**INSTRUCTIONS TO FOLLOW**
Copy every line from the records below that carries the word "First".

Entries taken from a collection

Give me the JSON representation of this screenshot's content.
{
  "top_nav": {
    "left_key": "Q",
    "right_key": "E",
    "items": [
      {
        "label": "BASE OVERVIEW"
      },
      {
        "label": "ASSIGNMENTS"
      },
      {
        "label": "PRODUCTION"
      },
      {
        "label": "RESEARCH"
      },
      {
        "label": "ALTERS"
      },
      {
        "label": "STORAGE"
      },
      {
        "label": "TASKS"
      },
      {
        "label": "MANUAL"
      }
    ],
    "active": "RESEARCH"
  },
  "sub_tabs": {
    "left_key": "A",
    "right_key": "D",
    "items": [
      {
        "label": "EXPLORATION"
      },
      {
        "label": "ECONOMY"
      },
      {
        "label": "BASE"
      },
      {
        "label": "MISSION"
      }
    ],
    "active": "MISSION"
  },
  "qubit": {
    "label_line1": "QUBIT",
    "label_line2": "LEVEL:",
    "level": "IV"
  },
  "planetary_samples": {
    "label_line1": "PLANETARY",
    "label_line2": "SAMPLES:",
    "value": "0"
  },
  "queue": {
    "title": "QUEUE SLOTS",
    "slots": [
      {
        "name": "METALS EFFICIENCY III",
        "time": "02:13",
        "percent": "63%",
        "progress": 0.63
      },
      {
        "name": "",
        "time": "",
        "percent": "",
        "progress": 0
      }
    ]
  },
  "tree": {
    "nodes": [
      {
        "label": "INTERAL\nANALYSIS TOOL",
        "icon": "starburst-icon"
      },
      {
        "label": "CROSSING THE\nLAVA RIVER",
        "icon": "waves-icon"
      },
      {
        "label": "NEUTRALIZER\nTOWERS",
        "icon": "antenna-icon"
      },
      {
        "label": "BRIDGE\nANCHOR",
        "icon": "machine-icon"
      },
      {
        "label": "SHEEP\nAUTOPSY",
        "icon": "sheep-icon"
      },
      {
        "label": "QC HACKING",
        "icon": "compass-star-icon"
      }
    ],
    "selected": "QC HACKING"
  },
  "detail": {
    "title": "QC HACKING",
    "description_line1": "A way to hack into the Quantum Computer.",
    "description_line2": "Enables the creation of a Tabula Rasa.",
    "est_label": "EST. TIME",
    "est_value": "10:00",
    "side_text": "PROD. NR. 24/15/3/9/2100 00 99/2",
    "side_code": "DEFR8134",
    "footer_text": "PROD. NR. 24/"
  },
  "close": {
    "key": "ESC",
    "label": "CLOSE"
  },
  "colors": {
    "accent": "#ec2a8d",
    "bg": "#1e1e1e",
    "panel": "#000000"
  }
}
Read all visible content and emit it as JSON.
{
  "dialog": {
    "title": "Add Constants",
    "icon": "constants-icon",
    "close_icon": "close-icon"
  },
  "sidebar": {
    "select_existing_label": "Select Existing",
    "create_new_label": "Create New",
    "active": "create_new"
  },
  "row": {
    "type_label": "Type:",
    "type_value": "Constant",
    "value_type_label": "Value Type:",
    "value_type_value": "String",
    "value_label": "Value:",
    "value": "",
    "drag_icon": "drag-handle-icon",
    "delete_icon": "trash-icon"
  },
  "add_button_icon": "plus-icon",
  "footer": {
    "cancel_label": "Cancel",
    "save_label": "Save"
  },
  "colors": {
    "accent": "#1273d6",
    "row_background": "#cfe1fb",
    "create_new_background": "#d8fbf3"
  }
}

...

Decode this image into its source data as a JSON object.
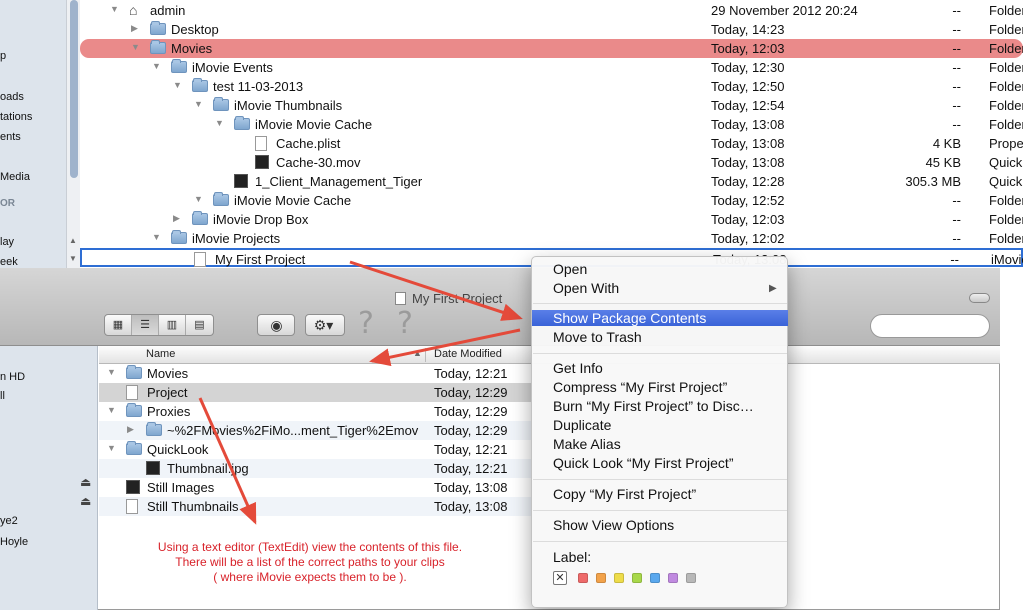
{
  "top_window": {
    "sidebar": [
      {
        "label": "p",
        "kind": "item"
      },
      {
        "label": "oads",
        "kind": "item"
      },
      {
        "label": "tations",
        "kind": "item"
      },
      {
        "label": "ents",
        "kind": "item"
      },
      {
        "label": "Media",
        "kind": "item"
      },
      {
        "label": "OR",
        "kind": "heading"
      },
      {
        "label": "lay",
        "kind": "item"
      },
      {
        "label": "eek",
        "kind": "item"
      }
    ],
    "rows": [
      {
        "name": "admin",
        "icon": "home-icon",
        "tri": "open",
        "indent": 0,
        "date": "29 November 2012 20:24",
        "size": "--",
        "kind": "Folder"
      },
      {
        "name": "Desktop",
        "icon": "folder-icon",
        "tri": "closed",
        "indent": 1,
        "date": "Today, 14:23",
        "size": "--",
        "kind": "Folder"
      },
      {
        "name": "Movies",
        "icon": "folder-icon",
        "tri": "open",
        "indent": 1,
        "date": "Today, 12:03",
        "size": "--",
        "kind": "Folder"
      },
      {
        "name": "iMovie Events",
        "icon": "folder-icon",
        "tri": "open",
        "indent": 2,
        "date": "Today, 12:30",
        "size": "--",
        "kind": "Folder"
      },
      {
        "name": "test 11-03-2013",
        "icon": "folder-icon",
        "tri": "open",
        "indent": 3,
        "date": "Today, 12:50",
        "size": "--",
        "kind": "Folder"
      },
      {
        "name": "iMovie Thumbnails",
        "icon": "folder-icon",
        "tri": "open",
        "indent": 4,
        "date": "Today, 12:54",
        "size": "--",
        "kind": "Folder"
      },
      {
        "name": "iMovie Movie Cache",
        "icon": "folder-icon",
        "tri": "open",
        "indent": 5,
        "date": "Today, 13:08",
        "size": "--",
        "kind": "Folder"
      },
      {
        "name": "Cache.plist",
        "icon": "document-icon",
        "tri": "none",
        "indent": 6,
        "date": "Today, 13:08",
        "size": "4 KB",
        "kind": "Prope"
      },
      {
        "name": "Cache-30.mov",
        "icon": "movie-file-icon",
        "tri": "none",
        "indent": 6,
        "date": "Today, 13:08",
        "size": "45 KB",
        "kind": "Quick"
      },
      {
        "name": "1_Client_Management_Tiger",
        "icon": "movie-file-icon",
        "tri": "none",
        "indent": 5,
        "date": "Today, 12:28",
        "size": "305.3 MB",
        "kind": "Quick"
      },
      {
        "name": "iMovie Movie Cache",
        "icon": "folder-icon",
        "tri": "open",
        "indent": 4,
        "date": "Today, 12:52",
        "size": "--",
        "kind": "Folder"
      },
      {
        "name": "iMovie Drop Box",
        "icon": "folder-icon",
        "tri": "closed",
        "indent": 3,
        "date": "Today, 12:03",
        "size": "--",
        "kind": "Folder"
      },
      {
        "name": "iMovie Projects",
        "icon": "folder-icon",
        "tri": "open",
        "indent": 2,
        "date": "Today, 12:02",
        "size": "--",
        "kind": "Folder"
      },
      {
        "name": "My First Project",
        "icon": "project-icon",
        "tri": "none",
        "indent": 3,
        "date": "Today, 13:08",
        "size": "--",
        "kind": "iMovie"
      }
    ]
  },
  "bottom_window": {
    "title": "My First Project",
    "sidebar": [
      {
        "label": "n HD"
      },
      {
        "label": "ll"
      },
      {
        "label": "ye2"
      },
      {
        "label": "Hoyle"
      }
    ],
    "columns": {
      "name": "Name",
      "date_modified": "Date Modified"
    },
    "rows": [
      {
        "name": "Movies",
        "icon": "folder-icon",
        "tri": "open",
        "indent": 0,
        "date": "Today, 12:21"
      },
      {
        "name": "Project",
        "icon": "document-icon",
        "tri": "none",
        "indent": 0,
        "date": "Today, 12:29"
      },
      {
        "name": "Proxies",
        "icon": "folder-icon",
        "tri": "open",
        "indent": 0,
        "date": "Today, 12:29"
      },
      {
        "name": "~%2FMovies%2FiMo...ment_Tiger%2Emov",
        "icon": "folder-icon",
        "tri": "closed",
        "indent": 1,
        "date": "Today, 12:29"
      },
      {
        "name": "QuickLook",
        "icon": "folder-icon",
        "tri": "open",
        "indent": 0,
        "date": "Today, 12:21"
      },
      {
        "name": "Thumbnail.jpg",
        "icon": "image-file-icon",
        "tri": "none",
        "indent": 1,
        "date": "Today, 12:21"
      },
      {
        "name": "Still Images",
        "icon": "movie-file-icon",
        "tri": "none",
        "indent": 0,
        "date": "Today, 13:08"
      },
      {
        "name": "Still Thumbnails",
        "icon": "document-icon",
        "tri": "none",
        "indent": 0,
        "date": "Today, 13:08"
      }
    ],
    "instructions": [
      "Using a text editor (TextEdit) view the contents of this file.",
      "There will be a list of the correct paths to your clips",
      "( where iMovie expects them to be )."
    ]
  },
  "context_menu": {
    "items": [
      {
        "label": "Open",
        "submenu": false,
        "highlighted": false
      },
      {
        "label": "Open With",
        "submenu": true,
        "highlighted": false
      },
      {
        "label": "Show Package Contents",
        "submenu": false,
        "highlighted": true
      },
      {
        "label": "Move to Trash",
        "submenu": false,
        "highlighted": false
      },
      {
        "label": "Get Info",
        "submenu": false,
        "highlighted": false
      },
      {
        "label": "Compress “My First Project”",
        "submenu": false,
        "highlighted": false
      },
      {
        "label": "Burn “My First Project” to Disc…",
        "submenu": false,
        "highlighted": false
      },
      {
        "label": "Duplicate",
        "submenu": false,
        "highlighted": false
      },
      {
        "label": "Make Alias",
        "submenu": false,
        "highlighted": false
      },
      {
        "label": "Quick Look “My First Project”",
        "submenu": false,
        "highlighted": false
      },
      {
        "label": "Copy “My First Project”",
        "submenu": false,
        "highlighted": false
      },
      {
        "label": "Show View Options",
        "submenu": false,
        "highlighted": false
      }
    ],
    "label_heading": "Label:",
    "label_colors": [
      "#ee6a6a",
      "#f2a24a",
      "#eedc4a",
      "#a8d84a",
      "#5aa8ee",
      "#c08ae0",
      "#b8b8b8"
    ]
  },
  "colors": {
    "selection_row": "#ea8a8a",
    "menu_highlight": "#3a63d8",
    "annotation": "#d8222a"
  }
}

**SOLUTION FOR THIS TASK**
        "name": "My First Project",
    "title": "My First Project",
        "label": "Compress “My First Project”",
        "label": "Burn “My First Project” to Disc…",
        "label": "Quick Look “My First Project”",
        "label": "Copy “My First Project”",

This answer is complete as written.